───── Records provided

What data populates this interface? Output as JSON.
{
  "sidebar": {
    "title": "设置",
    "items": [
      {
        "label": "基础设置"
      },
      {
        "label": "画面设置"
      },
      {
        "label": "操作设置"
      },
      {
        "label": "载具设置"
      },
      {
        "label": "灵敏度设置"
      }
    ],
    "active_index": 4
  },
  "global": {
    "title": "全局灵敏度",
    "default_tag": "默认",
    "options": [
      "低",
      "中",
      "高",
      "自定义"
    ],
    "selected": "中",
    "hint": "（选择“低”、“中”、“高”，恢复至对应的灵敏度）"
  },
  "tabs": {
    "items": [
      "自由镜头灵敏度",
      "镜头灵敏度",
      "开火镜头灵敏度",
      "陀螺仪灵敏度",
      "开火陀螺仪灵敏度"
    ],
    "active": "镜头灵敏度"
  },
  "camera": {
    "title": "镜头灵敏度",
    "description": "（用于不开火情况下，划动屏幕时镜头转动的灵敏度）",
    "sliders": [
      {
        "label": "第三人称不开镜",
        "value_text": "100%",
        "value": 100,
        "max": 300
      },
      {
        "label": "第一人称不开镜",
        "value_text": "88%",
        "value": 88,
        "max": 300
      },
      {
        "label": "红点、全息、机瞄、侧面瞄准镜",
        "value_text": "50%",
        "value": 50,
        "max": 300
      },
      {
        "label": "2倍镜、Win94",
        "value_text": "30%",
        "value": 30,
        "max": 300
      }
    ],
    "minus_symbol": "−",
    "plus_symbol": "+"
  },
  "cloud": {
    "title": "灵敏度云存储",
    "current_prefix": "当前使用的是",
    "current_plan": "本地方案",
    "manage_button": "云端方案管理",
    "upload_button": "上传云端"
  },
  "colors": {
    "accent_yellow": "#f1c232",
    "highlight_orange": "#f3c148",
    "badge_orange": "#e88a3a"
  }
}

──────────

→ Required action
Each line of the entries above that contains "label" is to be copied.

→ Task response
        "label": "基础设置"
        "label": "画面设置"
        "label": "操作设置"
        "label": "载具设置"
        "label": "灵敏度设置"
        "label": "第三人称不开镜",
        "label": "第一人称不开镜",
        "label": "红点、全息、机瞄、侧面瞄准镜",
        "label": "2倍镜、Win94",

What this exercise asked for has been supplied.